§ **Input for this task**
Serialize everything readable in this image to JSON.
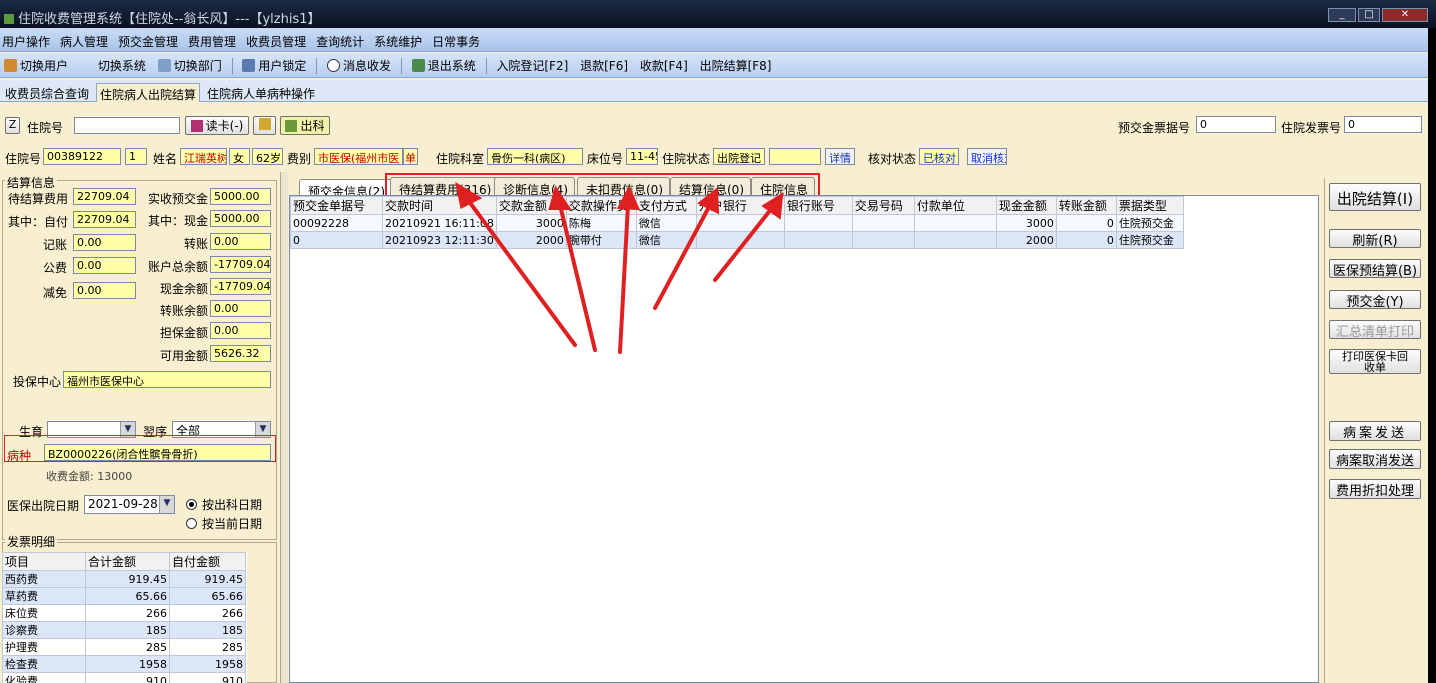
{
  "title": "住院收费管理系统【住院处--翁长风】---【ylzhis1】",
  "menu": [
    "用户操作",
    "病人管理",
    "预交金管理",
    "费用管理",
    "收费员管理",
    "查询统计",
    "系统维护",
    "日常事务"
  ],
  "toolbar": [
    "切换用户",
    "切换系统",
    "切换部门",
    "用户锁定",
    "消息收发",
    "退出系统",
    "入院登记[F2]",
    "退款[F6]",
    "收款[F4]",
    "出院结算[F8]"
  ],
  "main_tabs": [
    "收费员综合查询",
    "住院病人出院结算",
    "住院病人单病种操作"
  ],
  "top": {
    "zhuyuanhao_label": "住院号",
    "zhuyuanhao_value": "",
    "read_card": "读卡(-)",
    "out_btn": "出科",
    "z_key": "Z",
    "yujiaojin_piaoju_label": "预交金票据号",
    "yujiaojin_piaoju_value": "0",
    "fapiao_label": "住院发票号",
    "fapiao_value": "0"
  },
  "patient": {
    "zyh_label": "住院号",
    "zyh": "00389122",
    "times": "1",
    "name_label": "姓名",
    "name": "江瑞英树",
    "sex": "女",
    "age": "62岁",
    "feibie_label": "费别",
    "feibie": "市医保(福州市医",
    "single": "单",
    "keshi_label": "住院科室",
    "keshi": "骨伤一科(病区)",
    "bed_label": "床位号",
    "bed": "11-45",
    "status_label": "住院状态",
    "status": "出院登记",
    "status_extra": "",
    "detail": "详情",
    "check_label": "核对状态",
    "check": "已核对",
    "cancel_check": "取消核对"
  },
  "settle": {
    "header": "结算信息",
    "left": [
      {
        "label": "待结算费用",
        "value": "22709.04"
      },
      {
        "label": "其中：自付",
        "value": "22709.04"
      },
      {
        "label": "记账",
        "value": "0.00"
      },
      {
        "label": "公费",
        "value": "0.00"
      },
      {
        "label": "减免",
        "value": "0.00"
      }
    ],
    "right": [
      {
        "label": "实收预交金",
        "value": "5000.00"
      },
      {
        "label": "其中：现金",
        "value": "5000.00"
      },
      {
        "label": "转账",
        "value": "0.00"
      },
      {
        "label": "账户总余额",
        "value": "-17709.04"
      },
      {
        "label": "现金余额",
        "value": "-17709.04"
      },
      {
        "label": "转账余额",
        "value": "0.00"
      },
      {
        "label": "担保金额",
        "value": "0.00"
      },
      {
        "label": "可用金额",
        "value": "5626.32"
      }
    ],
    "insure_label": "投保中心",
    "insure": "福州市医保中心",
    "shengyu_label": "生育",
    "shengyu": "",
    "sort_label": "翌序",
    "sort": "全部",
    "bingzhong_label": "病种",
    "bingzhong": "BZ0000226(闭合性髌骨骨折)",
    "shoufei": "收费金额: 13000",
    "date_label": "医保出院日期",
    "date": "2021-09-28",
    "radio1": "按出科日期",
    "radio2": "按当前日期"
  },
  "invoice": {
    "header": "发票明细",
    "columns": [
      "项目",
      "合计金额",
      "自付金额"
    ],
    "rows": [
      [
        "西药费",
        "919.45",
        "919.45"
      ],
      [
        "草药费",
        "65.66",
        "65.66"
      ],
      [
        "床位费",
        "266",
        "266"
      ],
      [
        "诊察费",
        "185",
        "185"
      ],
      [
        "护理费",
        "285",
        "285"
      ],
      [
        "检查费",
        "1958",
        "1958"
      ],
      [
        "化验费",
        "910",
        "910"
      ]
    ]
  },
  "subtabs": [
    "预交金信息(2)",
    "待结算费用(316)",
    "诊断信息(4)",
    "未扣费信息(0)",
    "结算信息(0)",
    "住院信息"
  ],
  "grid": {
    "columns": [
      "预交金单据号",
      "交款时间",
      "交款金额",
      "交款操作员",
      "支付方式",
      "开户银行",
      "银行账号",
      "交易号码",
      "付款单位",
      "现金金额",
      "转账金额",
      "票据类型"
    ],
    "rows": [
      [
        "00092228",
        "20210921 16:11:08",
        "3000",
        "陈梅",
        "微信",
        "",
        "",
        "",
        "",
        "3000",
        "0",
        "住院预交金"
      ],
      [
        "0",
        "20210923 12:11:30",
        "2000",
        "腕带付",
        "微信",
        "",
        "",
        "",
        "",
        "2000",
        "0",
        "住院预交金"
      ]
    ]
  },
  "buttons": [
    "出院结算(I)",
    "刷新(R)",
    "医保预结算(B)",
    "预交金(Y)",
    "汇总清单打印",
    "打印医保卡回收单",
    "病案发送",
    "病案取消发送",
    "费用折扣处理"
  ],
  "colors": {
    "annotation": "#e02020",
    "panel": "#f7efd0",
    "input_yellow": "#ffffa8"
  }
}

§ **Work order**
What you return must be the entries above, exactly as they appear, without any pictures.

§ **Response for this exercise**
Serialize everything readable in this image to JSON.
{
  "title": "住院收费管理系统【住院处--翁长风】---【ylzhis1】",
  "menu": [
    "用户操作",
    "病人管理",
    "预交金管理",
    "费用管理",
    "收费员管理",
    "查询统计",
    "系统维护",
    "日常事务"
  ],
  "toolbar": [
    "切换用户",
    "切换系统",
    "切换部门",
    "用户锁定",
    "消息收发",
    "退出系统",
    "入院登记[F2]",
    "退款[F6]",
    "收款[F4]",
    "出院结算[F8]"
  ],
  "main_tabs": [
    "收费员综合查询",
    "住院病人出院结算",
    "住院病人单病种操作"
  ],
  "top": {
    "zhuyuanhao_label": "住院号",
    "zhuyuanhao_value": "",
    "read_card": "读卡(-)",
    "out_btn": "出科",
    "z_key": "Z",
    "yujiaojin_piaoju_label": "预交金票据号",
    "yujiaojin_piaoju_value": "0",
    "fapiao_label": "住院发票号",
    "fapiao_value": "0"
  },
  "patient": {
    "zyh_label": "住院号",
    "zyh": "00389122",
    "times": "1",
    "name_label": "姓名",
    "name": "江瑞英树",
    "sex": "女",
    "age": "62岁",
    "feibie_label": "费别",
    "feibie": "市医保(福州市医",
    "single": "单",
    "keshi_label": "住院科室",
    "keshi": "骨伤一科(病区)",
    "bed_label": "床位号",
    "bed": "11-45",
    "status_label": "住院状态",
    "status": "出院登记",
    "status_extra": "",
    "detail": "详情",
    "check_label": "核对状态",
    "check": "已核对",
    "cancel_check": "取消核对"
  },
  "settle": {
    "header": "结算信息",
    "left": [
      {
        "label": "待结算费用",
        "value": "22709.04"
      },
      {
        "label": "其中：自付",
        "value": "22709.04"
      },
      {
        "label": "记账",
        "value": "0.00"
      },
      {
        "label": "公费",
        "value": "0.00"
      },
      {
        "label": "减免",
        "value": "0.00"
      }
    ],
    "right": [
      {
        "label": "实收预交金",
        "value": "5000.00"
      },
      {
        "label": "其中：现金",
        "value": "5000.00"
      },
      {
        "label": "转账",
        "value": "0.00"
      },
      {
        "label": "账户总余额",
        "value": "-17709.04"
      },
      {
        "label": "现金余额",
        "value": "-17709.04"
      },
      {
        "label": "转账余额",
        "value": "0.00"
      },
      {
        "label": "担保金额",
        "value": "0.00"
      },
      {
        "label": "可用金额",
        "value": "5626.32"
      }
    ],
    "insure_label": "投保中心",
    "insure": "福州市医保中心",
    "shengyu_label": "生育",
    "shengyu": "",
    "sort_label": "翌序",
    "sort": "全部",
    "bingzhong_label": "病种",
    "bingzhong": "BZ0000226(闭合性髌骨骨折)",
    "shoufei": "收费金额: 13000",
    "date_label": "医保出院日期",
    "date": "2021-09-28",
    "radio1": "按出科日期",
    "radio2": "按当前日期"
  },
  "invoice": {
    "header": "发票明细",
    "columns": [
      "项目",
      "合计金额",
      "自付金额"
    ],
    "rows": [
      [
        "西药费",
        "919.45",
        "919.45"
      ],
      [
        "草药费",
        "65.66",
        "65.66"
      ],
      [
        "床位费",
        "266",
        "266"
      ],
      [
        "诊察费",
        "185",
        "185"
      ],
      [
        "护理费",
        "285",
        "285"
      ],
      [
        "检查费",
        "1958",
        "1958"
      ],
      [
        "化验费",
        "910",
        "910"
      ]
    ]
  },
  "subtabs": [
    "预交金信息(2)",
    "待结算费用(316)",
    "诊断信息(4)",
    "未扣费信息(0)",
    "结算信息(0)",
    "住院信息"
  ],
  "grid": {
    "columns": [
      "预交金单据号",
      "交款时间",
      "交款金额",
      "交款操作员",
      "支付方式",
      "开户银行",
      "银行账号",
      "交易号码",
      "付款单位",
      "现金金额",
      "转账金额",
      "票据类型"
    ],
    "rows": [
      [
        "00092228",
        "20210921 16:11:08",
        "3000",
        "陈梅",
        "微信",
        "",
        "",
        "",
        "",
        "3000",
        "0",
        "住院预交金"
      ],
      [
        "0",
        "20210923 12:11:30",
        "2000",
        "腕带付",
        "微信",
        "",
        "",
        "",
        "",
        "2000",
        "0",
        "住院预交金"
      ]
    ]
  },
  "buttons": [
    "出院结算(I)",
    "刷新(R)",
    "医保预结算(B)",
    "预交金(Y)",
    "汇总清单打印",
    "打印医保卡回收单",
    "病案发送",
    "病案取消发送",
    "费用折扣处理"
  ],
  "colors": {
    "annotation": "#e02020",
    "panel": "#f7efd0",
    "input_yellow": "#ffffa8"
  }
}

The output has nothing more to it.